After 30 days on the job as CEO of Kansas Electric Cooperatives, Inc., I’ve had time to reflect on the challenges and opportunities that lie ahead as I begin this new chapter in my life while navigating uncharted territory of a pandemic—as all of us are.
Thirty-nine years serving in the U.S. military as well as the last nine years as the state’s adjutant general has certainly prepared me to manage through the unfamiliar and overcome obstacles, just as your electric cooperatives have done since their inception. Your cooperative’s commitment to providing power to nearly 80% of our state’s territory is just as strong in 2020 as it was in 1938 when Brown-Atchison Electric Cooperative began stringing wire and Brown County became the first in Kansas to receive service.
The COVID-19 pandemic has presented Kansas electric cooperatives with first-time challenges, and they’ve met them head on. Your electric cooperatives and their leadership have responded with decisions that protect the health and wellbeing of co-op members, employees and the communities they serve. They have taken and continue to take steps to be prepared in the event there is a significant and ongoing impact from the coronavirus in our communities. They are focused on maintaining a healthy workforce and keeping key personnel — such as line workers and member service representatives — available to continue to provide the excellent service you expect.
Outgoing KEC CEO Bruce Graham, who retired after 8 years with KEC and 30 years dedicated to the electric cooperative industry, left a legacy for us to build on. KEC, its member cooperatives, and you — the consumer-members we all serve — benefitted from Graham’s leadership and passion for advocating for the electric cooperative industry and the rural way of life. I will continue his dedication to putting our cooperatives and their members first. As I lead KEC in its service to Kansas electric cooperatives who serve you — our readers —discussions and decisions will be based on answering two simple questions: Are we providing value to our member cooperatives? Are we making a difference every day?
Many of you are facing tough times, with interruption of work and upheavals in family schedules. Social distancing alone, in which we haven’t been able to celebrate family milestones – weddings, graduations, births, and the lives of loved ones who have passed – has added additional burden to what we already are carrying through this pandemic. Even as Memorial Day approached, it was clear we could not gather as a unified nation or as mourning families to honor the men and women who died while wearing the cloth of this Nation. This somber occasion of remembering those who paid the ultimate price for our freedom became “virtual” observances in many cases . Nonetheless, we carried on because we must and because optimism brings positivity and joy to even the most difficult situations.

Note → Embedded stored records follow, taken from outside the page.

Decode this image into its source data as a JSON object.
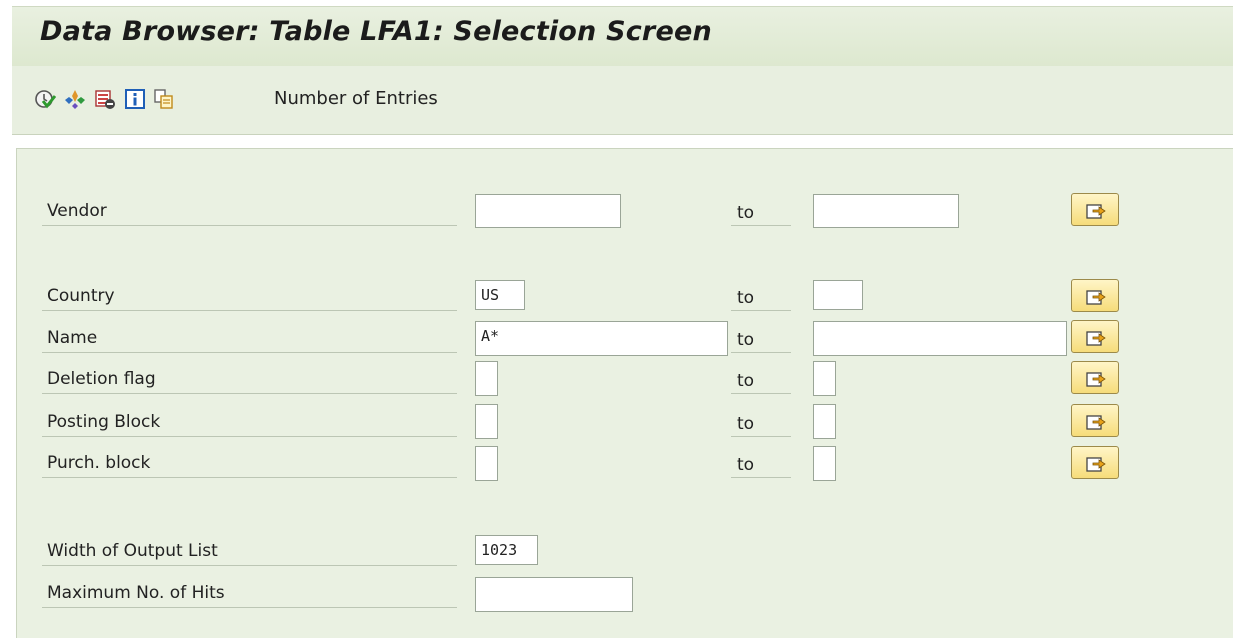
{
  "title": "Data Browser: Table LFA1: Selection Screen",
  "toolbar": {
    "icons": [
      "execute-icon",
      "selection-options-icon",
      "delete-selection-icon",
      "info-icon",
      "copy-icon"
    ],
    "number_of_entries_label": "Number of Entries"
  },
  "form": {
    "to_label": "to",
    "rows": [
      {
        "label": "Vendor",
        "from_value": "",
        "to_value": ""
      },
      {
        "label": "Country",
        "from_value": "US",
        "to_value": ""
      },
      {
        "label": "Name",
        "from_value": "A*",
        "to_value": ""
      },
      {
        "label": "Deletion flag",
        "from_value": "",
        "to_value": ""
      },
      {
        "label": "Posting Block",
        "from_value": "",
        "to_value": ""
      },
      {
        "label": "Purch. block",
        "from_value": "",
        "to_value": ""
      }
    ],
    "width_of_output_list": {
      "label": "Width of Output List",
      "value": "1023"
    },
    "maximum_hits": {
      "label": "Maximum No. of Hits",
      "value": ""
    }
  },
  "colors": {
    "title_background": "#dde8cf",
    "panel_background": "#eaf1e2",
    "button_yellow": "#f6dc7a"
  }
}
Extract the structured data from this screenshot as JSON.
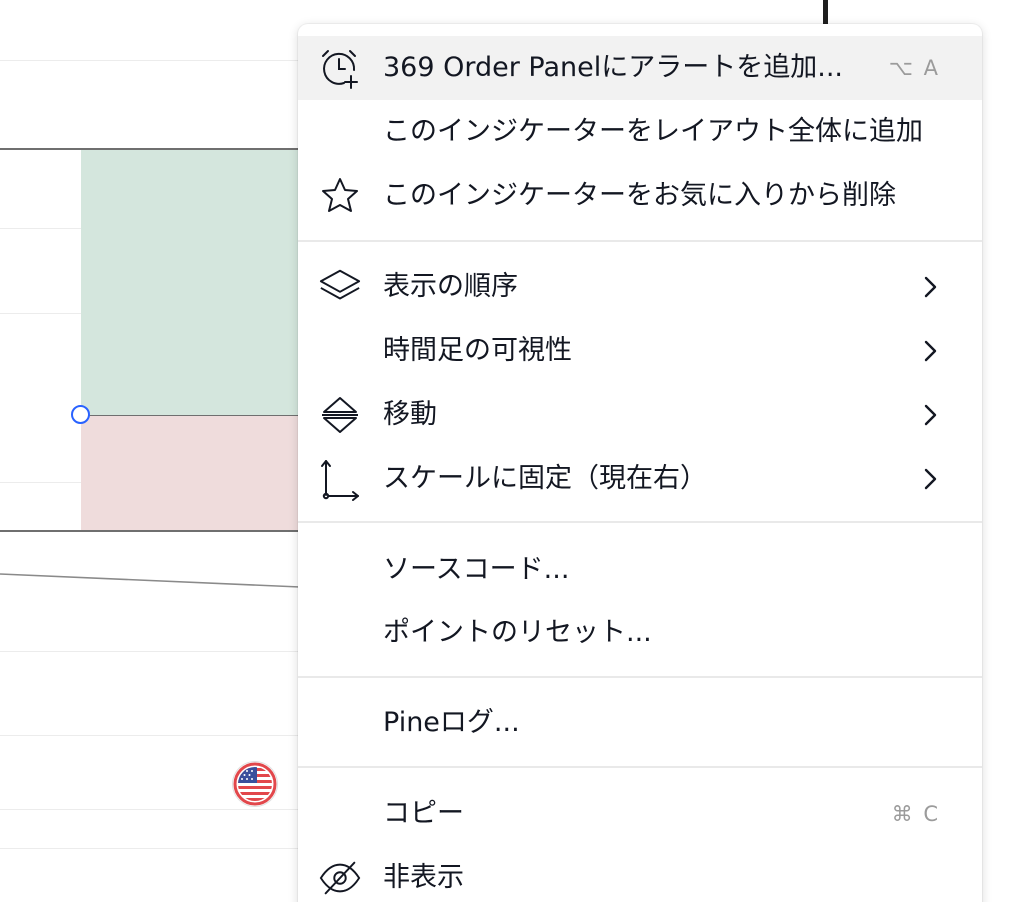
{
  "menu": {
    "items": [
      {
        "label": "369 Order Panelにアラートを追加...",
        "shortcut": "⌥ A",
        "icon": "alarm-add-icon"
      },
      {
        "label": "このインジケーターをレイアウト全体に追加"
      },
      {
        "label": "このインジケーターをお気に入りから削除",
        "icon": "star-icon"
      },
      {
        "label": "表示の順序",
        "icon": "layers-icon",
        "submenu": true
      },
      {
        "label": "時間足の可視性",
        "submenu": true
      },
      {
        "label": "移動",
        "icon": "move-icon",
        "submenu": true
      },
      {
        "label": "スケールに固定（現在右）",
        "icon": "scale-pin-icon",
        "submenu": true
      },
      {
        "label": "ソースコード..."
      },
      {
        "label": "ポイントのリセット..."
      },
      {
        "label": "Pineログ..."
      },
      {
        "label": "コピー",
        "shortcut": "⌘ C"
      },
      {
        "label": "非表示",
        "icon": "eye-hidden-icon"
      }
    ]
  },
  "colors": {
    "hover_bg": "#f2f2f2",
    "text": "#131722",
    "shortcut": "#9b9b9b",
    "profit_zone": "#d4e6dd",
    "loss_zone": "#efdcdc",
    "handle": "#2962ff"
  }
}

I prefer to view challenging situations through the lens of opportunity, and I envision the prospects for prosperity on the horizon.
Success for KEC, Kansas electric cooperatives and our rural communities will require collaboration, communication and coordination between all of us, whether in-person or virtually.